Midfielder Roman Alessandrini (knee), center back Michael Ciani (hamstring), Giovani dos Santos (strained quad), Jonathan dos Santos (groin) and defender Dave Romney (ankle) all returned to training this week and final decisions on their availability will be made Friday, Schmid said.
Alessandrini said he is ready to play despite lingering soreness in his right knee. A recent magnetic resonance imaging (MRI) revealed no structural damage and Alessandrini said there’s “nothing serious,” although he admitted he feared the worst when he was hurt on a non-contact play in a recent match against Minnesota United.
He even was brought to tears because of the discomfort.
“Yeah, because it was the same feeling as my previous injury,” he said, referring to ligament damage in 2014. “That’s why I was a little bit scared. And when you know this feeling you think the worst.
“After that, the MRI gave me some good news. That’s why I’m more confident right now, even if it’s a little bit painful. The ligament and meniscus (cartilage) are good, that’s the important thing.”
Alessandrini has eight goals and five assists and has missed the last three matches after a run in which he had five goals and four assists in six games. His presence would be welcome, to say the least, for a team trying desperately to make the MLS Cup playoffs. The Galaxy currently are seventh in the Western Conference; only the top six teams qualify.
“It’s the last seven games, so I have to give everything for my team,” he said. “I try to give the best I can. Step by step I need to come back and help the team get in the playoffs.”
STERES FOR THE DEFENSE
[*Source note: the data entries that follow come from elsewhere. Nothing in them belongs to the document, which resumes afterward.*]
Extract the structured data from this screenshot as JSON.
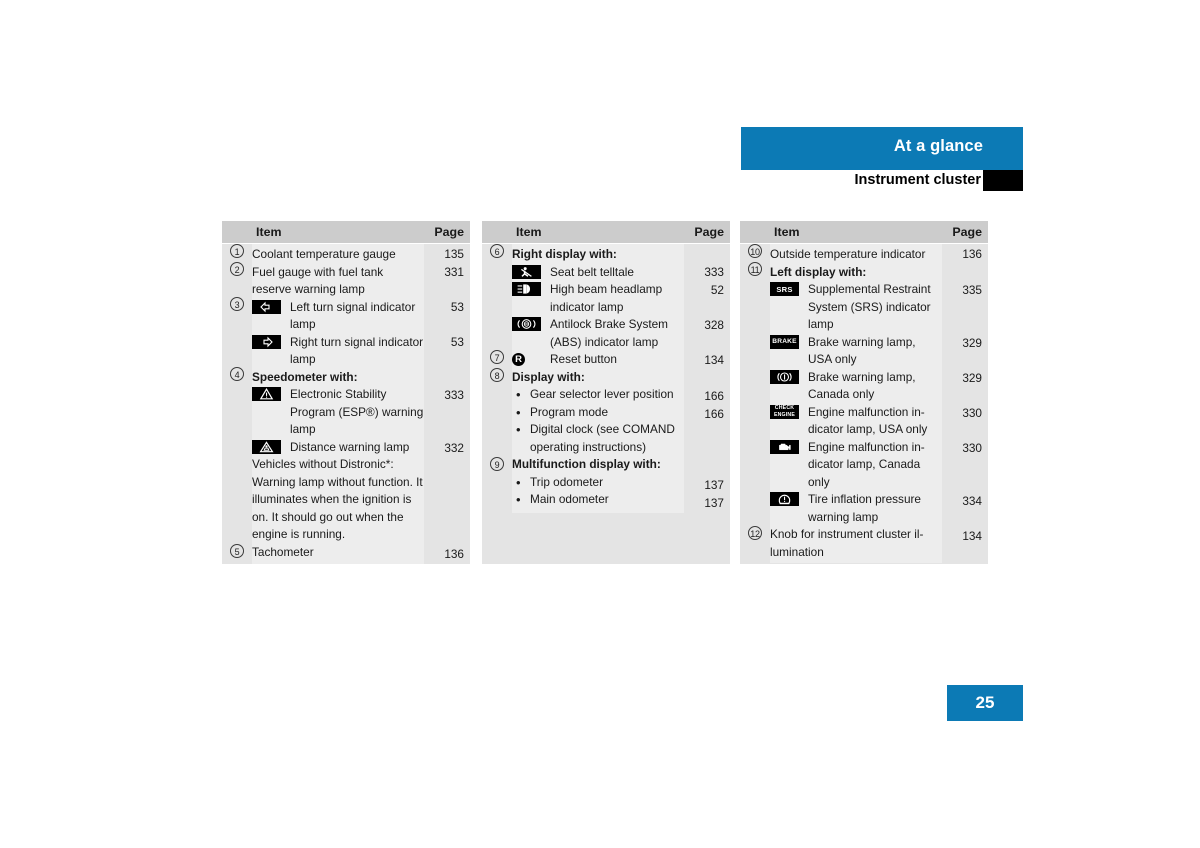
{
  "header": {
    "section_title": "At a glance",
    "page_title": "Instrument cluster",
    "band_color": "#0c7ab5",
    "block_color": "#000000"
  },
  "footer": {
    "page_number": "25"
  },
  "table_headers": {
    "item": "Item",
    "page": "Page"
  },
  "columns": [
    {
      "id": "column-1",
      "rows": [
        {
          "num": "1",
          "type": "plain",
          "text": "Coolant temperature gauge",
          "page": "135"
        },
        {
          "num": "2",
          "type": "plain",
          "text": "Fuel gauge with fuel tank reserve warning lamp",
          "page": "331"
        },
        {
          "num": "3",
          "type": "icon",
          "icon": "turn-signal-left-icon",
          "text": "Left turn signal indicator lamp",
          "page": "53"
        },
        {
          "num": "",
          "type": "icon",
          "icon": "turn-signal-right-icon",
          "text": "Right turn signal indicator lamp",
          "page": "53"
        },
        {
          "num": "4",
          "type": "heading",
          "text": "Speedometer with:",
          "page": ""
        },
        {
          "num": "",
          "type": "icon",
          "icon": "esp-warning-icon",
          "text": "Electronic Stability Program (ESP®) warning lamp",
          "page": "333"
        },
        {
          "num": "",
          "type": "icon",
          "icon": "distance-warning-icon",
          "text": "Distance warning lamp",
          "page": "332"
        },
        {
          "num": "",
          "type": "note",
          "text": "Vehicles without Distronic*: Warning lamp without function. It illuminates when the ignition is on. It should go out when the engine is running.",
          "page": ""
        },
        {
          "num": "5",
          "type": "plain",
          "text": "Tachometer",
          "page": "136"
        }
      ]
    },
    {
      "id": "column-2",
      "rows": [
        {
          "num": "6",
          "type": "heading",
          "text": "Right display with:",
          "page": ""
        },
        {
          "num": "",
          "type": "icon",
          "icon": "seat-belt-telltale-icon",
          "text": "Seat belt telltale",
          "page": "333"
        },
        {
          "num": "",
          "type": "icon",
          "icon": "high-beam-icon",
          "text": "High beam headlamp indicator lamp",
          "page": "52"
        },
        {
          "num": "",
          "type": "icon",
          "icon": "abs-icon",
          "text": "Antilock Brake System (ABS) indicator lamp",
          "page": "328"
        },
        {
          "num": "7",
          "type": "icon",
          "icon": "reset-button-icon",
          "text": "Reset button",
          "page": "134"
        },
        {
          "num": "8",
          "type": "heading",
          "text": "Display with:",
          "page": ""
        },
        {
          "num": "",
          "type": "bullet",
          "text": "Gear selector lever position",
          "page": "166"
        },
        {
          "num": "",
          "type": "bullet",
          "text": "Program mode",
          "page": "166"
        },
        {
          "num": "",
          "type": "bullet",
          "text": "Digital clock (see COMAND operating instructions)",
          "page": ""
        },
        {
          "num": "9",
          "type": "heading",
          "text": "Multifunction display with:",
          "page": ""
        },
        {
          "num": "",
          "type": "bullet",
          "text": "Trip odometer",
          "page": "137"
        },
        {
          "num": "",
          "type": "bullet",
          "text": "Main odometer",
          "page": "137"
        }
      ]
    },
    {
      "id": "column-3",
      "rows": [
        {
          "num": "10",
          "type": "plain",
          "text": "Outside temperature indicator",
          "page": "136"
        },
        {
          "num": "11",
          "type": "heading",
          "text": "Left display with:",
          "page": ""
        },
        {
          "num": "",
          "type": "icon",
          "icon": "srs-icon",
          "text": "Supplemental Restraint System (SRS) indicator lamp",
          "page": "335"
        },
        {
          "num": "",
          "type": "icon",
          "icon": "brake-usa-icon",
          "text": "Brake warning lamp, USA only",
          "page": "329"
        },
        {
          "num": "",
          "type": "icon",
          "icon": "brake-canada-icon",
          "text": "Brake warning lamp, Canada only",
          "page": "329"
        },
        {
          "num": "",
          "type": "icon",
          "icon": "check-engine-usa-icon",
          "text": "Engine malfunction in-dicator lamp, USA only",
          "page": "330"
        },
        {
          "num": "",
          "type": "icon",
          "icon": "check-engine-canada-icon",
          "text": "Engine malfunction in-dicator lamp, Canada only",
          "page": "330"
        },
        {
          "num": "",
          "type": "icon",
          "icon": "tire-pressure-icon",
          "text": "Tire inflation pressure warning lamp",
          "page": "334"
        },
        {
          "num": "12",
          "type": "plain",
          "text": "Knob for instrument cluster il-lumination",
          "page": "134"
        }
      ]
    }
  ],
  "icon_labels": {
    "srs": "SRS",
    "brake": "BRAKE",
    "check": "CHECK",
    "engine": "ENGINE",
    "reset": "R"
  },
  "bullet_glyph": "•"
}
Galaxy goalkeeper David Bingham made one of his biggest saves of the season when he knocked the ball away from a fast-closing Benny Feilhaber of LAFC during last Friday’s game, but he wasn’t the only player to come up with a big stop.
Defender Dan Steres had come in for an injured Dave Romney (ankle) just before the end of regulation when LAFC’s Diego Rossi took a pass from Latif Blessing at the penalty spot and prepared to shoot. Steres, however, dove to the ground and re-directed Rossi’s attempt out of danger.
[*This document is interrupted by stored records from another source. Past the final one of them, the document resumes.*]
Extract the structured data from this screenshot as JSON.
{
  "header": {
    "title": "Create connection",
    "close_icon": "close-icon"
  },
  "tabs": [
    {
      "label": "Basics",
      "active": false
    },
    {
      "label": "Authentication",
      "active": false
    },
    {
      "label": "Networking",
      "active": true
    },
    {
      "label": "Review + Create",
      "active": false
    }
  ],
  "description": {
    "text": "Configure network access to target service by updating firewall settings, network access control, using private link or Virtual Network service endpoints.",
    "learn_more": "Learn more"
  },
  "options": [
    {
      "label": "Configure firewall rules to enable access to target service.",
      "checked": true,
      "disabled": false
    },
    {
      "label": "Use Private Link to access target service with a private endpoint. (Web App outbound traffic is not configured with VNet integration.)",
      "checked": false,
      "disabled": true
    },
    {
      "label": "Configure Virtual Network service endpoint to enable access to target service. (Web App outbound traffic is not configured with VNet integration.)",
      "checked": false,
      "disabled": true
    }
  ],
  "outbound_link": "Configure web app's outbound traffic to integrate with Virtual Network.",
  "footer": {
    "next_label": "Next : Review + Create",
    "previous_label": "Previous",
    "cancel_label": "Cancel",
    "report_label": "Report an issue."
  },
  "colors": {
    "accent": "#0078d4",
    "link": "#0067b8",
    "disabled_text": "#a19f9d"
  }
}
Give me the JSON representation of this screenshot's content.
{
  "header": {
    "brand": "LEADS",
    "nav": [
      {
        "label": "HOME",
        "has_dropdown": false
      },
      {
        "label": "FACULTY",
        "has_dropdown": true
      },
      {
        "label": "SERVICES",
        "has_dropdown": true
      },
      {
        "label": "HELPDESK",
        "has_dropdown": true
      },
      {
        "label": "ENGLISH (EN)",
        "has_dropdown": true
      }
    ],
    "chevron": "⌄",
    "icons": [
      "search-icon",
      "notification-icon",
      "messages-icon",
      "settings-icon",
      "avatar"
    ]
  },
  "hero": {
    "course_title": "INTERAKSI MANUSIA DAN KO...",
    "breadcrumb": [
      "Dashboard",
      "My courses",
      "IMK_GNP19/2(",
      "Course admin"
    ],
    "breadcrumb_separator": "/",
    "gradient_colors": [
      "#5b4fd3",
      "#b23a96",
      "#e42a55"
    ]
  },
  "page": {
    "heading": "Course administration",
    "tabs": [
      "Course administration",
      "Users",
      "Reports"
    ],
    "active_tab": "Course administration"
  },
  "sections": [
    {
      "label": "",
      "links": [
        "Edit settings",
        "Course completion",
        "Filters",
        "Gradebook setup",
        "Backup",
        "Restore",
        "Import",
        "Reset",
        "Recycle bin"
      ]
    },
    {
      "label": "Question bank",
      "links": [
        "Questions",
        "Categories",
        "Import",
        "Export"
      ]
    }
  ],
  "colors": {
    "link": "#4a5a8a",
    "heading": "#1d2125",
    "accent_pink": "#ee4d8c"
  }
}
“For me I was trying to get up to the speed of the game,” he said. “I was just trying to get my hat in it. He (Rossi) was probably more open than he should have been in the first place, but to make up for it without conceding a goal was good.
“I was fresh and I just tried to get out there as quickly as possible. Once he was about to shoot it, I had to get down there to block it. I was just happy to do my part.”
The game-saving play, however, did little to ease his season-long frustration. He has appeared in just 15 games, with nine starts.
“It’s been a tough year,” he said. “I’m just trying to grind and find my role and do what’s needed at this point. I’m obviously not happy being on the bench; I want to be playing.
“It’s a grind and hopefully we can push into the playoffs. And if I’m needed then, that would be great.”
Schmid had nothing but praise for Clint Dempsey, one of his former players who announced his immediate retirement Wednesday.
Dempsey had some of his best years under Schmid, who coached him in Seattle.
“Clint’s had a phenomenal career,” Schmid said. “I think what he achieved for the (U.S.) national team, he was a guy who was very consistent. Obviously, it was a privilege to coach him.
“Clint thought the game ahead. I thought he was a fantastic player and deserves all the accolades he’s getting.”
Schmid was asked what Dempsey meant to U.S. soccer in general.
“He was iconic in the sense that he was the one guy who really had broken through,” he said. “Claudio Reyna sort of broke through in Europe. There’s guys like (Carlos) Bocanegra and guys like that who also broke through. He was the one forward along with (Brian) McBride who sort of broke through in Europe.
“I think that was important because that helped establish that, ‘Hey, Americans can play.’ That opened the door for some other players to get over there later. When you look at the goals he scored in World Cups and Confederation Cups, obviously, sometimes we wouldn’t have achieved what we did as a country without his goals.”